→ Data provided

- Opening Delimiter -

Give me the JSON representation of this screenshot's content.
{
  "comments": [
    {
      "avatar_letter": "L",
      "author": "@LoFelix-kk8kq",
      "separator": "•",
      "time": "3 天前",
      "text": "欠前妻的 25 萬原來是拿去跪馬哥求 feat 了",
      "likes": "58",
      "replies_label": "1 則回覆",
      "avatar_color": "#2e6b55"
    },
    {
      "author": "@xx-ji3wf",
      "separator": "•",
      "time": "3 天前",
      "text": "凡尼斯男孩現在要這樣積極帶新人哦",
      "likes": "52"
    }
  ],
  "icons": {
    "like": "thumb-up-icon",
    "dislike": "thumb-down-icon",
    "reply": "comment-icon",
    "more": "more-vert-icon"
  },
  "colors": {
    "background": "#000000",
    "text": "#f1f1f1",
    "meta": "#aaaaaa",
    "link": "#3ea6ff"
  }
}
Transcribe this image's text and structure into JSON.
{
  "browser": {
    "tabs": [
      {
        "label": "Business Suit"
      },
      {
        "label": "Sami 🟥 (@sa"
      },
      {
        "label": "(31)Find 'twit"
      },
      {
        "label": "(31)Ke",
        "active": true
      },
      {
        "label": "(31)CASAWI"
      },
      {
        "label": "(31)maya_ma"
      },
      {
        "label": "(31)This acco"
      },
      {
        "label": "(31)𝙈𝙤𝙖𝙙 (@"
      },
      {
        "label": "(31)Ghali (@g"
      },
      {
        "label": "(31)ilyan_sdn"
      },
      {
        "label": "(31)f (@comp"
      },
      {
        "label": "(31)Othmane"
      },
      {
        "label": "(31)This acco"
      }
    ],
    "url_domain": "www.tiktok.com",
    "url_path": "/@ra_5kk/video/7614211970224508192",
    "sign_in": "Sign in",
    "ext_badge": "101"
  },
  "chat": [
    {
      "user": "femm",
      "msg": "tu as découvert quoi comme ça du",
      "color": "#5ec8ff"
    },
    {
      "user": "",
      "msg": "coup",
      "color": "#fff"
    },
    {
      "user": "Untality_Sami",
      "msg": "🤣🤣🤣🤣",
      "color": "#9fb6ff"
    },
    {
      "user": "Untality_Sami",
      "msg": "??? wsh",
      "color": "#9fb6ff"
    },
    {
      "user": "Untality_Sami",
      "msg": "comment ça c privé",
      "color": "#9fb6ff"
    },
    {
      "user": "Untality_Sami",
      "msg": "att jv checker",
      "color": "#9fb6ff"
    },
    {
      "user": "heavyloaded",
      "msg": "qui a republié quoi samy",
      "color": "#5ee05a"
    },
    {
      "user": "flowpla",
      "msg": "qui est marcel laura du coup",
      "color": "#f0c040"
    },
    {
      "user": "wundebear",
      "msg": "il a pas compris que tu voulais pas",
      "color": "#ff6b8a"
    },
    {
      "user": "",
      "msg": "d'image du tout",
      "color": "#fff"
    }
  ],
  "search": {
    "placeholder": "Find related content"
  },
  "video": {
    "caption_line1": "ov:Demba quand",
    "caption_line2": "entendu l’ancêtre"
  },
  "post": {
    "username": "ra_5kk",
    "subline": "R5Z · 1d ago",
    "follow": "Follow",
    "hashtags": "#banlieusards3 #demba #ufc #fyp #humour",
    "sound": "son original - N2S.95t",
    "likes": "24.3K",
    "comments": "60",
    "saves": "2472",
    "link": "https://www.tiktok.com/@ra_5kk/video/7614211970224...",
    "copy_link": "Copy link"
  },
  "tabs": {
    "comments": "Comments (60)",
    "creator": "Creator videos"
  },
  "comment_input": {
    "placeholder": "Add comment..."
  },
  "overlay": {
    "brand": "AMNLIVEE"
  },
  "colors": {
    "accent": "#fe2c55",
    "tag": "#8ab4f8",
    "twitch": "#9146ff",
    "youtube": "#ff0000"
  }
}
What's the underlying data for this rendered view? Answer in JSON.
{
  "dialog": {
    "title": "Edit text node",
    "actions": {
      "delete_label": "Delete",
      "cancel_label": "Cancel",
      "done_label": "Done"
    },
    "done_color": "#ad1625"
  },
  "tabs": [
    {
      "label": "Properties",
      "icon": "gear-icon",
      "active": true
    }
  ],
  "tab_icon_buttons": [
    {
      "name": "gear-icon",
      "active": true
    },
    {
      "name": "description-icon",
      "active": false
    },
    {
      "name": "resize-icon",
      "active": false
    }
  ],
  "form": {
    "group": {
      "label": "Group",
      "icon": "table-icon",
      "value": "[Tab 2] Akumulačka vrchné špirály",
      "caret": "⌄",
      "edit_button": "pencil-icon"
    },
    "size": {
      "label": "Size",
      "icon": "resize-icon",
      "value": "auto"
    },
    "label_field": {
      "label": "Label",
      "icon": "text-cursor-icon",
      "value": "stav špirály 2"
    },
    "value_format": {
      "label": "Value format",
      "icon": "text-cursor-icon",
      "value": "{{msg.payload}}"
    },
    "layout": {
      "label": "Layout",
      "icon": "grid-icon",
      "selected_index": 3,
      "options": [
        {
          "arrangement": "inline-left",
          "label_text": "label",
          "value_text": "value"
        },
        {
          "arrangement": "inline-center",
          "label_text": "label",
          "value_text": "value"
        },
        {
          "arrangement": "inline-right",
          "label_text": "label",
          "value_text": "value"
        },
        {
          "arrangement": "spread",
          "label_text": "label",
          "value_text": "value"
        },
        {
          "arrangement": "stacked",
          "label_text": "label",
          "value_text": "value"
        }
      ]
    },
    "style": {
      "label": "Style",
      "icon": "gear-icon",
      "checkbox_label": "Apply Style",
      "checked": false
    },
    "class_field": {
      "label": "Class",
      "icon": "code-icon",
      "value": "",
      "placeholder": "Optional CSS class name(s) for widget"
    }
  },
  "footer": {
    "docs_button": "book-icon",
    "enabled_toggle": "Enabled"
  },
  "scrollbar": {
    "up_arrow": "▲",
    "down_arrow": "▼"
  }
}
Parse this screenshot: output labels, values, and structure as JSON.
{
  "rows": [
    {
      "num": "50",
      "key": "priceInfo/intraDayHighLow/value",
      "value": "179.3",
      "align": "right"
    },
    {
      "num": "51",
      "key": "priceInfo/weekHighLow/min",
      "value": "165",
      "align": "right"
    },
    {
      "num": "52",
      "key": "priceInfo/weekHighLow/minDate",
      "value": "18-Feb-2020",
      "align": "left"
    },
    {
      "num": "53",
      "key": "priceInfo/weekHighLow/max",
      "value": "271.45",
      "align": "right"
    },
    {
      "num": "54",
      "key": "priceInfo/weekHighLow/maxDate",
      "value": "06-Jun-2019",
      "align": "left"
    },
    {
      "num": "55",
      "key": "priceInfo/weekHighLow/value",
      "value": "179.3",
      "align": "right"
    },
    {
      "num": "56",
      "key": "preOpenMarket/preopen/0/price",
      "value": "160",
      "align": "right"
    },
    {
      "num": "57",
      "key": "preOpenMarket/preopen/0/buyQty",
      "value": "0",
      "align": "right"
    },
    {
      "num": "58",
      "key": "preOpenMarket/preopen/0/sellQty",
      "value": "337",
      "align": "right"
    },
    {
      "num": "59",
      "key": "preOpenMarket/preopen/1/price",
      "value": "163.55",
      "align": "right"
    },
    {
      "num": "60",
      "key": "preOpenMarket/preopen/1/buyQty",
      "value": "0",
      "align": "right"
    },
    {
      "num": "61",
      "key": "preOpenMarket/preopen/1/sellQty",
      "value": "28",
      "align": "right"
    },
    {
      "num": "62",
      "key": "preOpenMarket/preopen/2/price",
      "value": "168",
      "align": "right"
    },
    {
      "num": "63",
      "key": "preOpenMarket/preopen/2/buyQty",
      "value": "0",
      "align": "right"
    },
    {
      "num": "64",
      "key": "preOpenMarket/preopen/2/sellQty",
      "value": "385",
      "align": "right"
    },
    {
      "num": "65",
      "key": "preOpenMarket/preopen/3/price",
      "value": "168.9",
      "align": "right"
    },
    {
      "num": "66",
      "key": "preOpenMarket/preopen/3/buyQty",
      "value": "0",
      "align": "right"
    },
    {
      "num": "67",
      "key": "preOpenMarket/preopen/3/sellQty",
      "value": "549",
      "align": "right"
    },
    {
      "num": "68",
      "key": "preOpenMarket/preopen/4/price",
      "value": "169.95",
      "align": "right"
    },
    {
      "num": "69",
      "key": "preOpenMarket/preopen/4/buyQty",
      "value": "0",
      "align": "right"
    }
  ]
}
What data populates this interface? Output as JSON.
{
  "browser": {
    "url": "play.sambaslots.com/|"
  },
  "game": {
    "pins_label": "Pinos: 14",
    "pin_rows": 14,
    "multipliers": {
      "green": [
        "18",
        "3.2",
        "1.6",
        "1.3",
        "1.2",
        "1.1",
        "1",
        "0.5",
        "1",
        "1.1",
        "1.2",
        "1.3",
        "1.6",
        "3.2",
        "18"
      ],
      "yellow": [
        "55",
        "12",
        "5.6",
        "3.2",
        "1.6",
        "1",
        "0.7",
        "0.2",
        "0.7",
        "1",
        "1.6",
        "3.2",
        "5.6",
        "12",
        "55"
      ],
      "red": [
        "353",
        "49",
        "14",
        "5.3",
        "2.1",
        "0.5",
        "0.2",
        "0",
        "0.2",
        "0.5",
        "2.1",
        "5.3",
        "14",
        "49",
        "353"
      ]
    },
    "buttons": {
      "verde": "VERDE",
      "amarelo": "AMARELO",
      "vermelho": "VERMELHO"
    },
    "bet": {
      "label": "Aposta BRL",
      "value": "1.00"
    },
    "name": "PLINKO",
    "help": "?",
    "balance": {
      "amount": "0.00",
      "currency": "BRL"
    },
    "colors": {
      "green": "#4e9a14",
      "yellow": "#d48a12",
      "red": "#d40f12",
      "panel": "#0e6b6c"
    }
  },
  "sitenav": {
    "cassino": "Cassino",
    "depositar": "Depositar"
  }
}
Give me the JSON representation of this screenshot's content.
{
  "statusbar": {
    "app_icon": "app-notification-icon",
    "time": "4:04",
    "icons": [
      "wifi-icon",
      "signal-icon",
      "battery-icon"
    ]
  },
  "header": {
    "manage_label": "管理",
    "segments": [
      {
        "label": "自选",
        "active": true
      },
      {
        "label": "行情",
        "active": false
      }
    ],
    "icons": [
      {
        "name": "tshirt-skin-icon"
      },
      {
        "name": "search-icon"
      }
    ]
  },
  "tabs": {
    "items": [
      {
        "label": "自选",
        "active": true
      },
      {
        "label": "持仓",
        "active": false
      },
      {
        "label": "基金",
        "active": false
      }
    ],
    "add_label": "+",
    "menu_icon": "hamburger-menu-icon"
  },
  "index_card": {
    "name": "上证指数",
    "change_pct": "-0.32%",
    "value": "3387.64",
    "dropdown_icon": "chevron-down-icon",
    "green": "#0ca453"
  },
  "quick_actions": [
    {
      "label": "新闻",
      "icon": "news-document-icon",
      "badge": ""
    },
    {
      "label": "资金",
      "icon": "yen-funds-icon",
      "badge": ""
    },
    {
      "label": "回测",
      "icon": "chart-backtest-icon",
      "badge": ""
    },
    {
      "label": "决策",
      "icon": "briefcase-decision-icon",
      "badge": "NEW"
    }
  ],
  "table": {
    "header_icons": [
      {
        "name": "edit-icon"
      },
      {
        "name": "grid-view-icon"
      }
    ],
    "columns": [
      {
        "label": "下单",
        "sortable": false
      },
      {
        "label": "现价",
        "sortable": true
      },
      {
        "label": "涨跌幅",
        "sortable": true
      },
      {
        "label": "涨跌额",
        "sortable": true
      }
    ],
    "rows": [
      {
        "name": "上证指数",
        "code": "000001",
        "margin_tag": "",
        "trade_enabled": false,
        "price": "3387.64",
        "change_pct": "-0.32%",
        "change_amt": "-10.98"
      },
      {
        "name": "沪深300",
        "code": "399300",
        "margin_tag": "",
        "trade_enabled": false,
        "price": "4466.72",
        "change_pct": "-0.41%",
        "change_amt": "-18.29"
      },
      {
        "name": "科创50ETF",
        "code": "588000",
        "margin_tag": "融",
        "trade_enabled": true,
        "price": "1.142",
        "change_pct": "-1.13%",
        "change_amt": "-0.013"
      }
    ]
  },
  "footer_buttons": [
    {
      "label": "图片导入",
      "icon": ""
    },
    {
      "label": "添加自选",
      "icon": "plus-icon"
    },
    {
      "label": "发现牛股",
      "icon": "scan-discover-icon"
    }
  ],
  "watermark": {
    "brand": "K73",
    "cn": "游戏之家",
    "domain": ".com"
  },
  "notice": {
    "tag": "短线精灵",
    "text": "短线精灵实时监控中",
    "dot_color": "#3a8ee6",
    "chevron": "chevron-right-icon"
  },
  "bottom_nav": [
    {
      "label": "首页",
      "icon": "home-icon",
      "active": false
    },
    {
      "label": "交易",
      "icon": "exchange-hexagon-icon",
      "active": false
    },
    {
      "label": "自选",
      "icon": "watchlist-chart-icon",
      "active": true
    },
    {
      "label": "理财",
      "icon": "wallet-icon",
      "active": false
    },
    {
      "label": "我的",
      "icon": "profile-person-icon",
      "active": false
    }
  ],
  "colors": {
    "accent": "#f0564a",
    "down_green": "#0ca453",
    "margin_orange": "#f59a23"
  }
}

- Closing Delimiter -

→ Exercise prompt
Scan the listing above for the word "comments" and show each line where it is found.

→ Solution for this problem
  "comments": [
    "comments": "60",
    "comments": "Comments (60)",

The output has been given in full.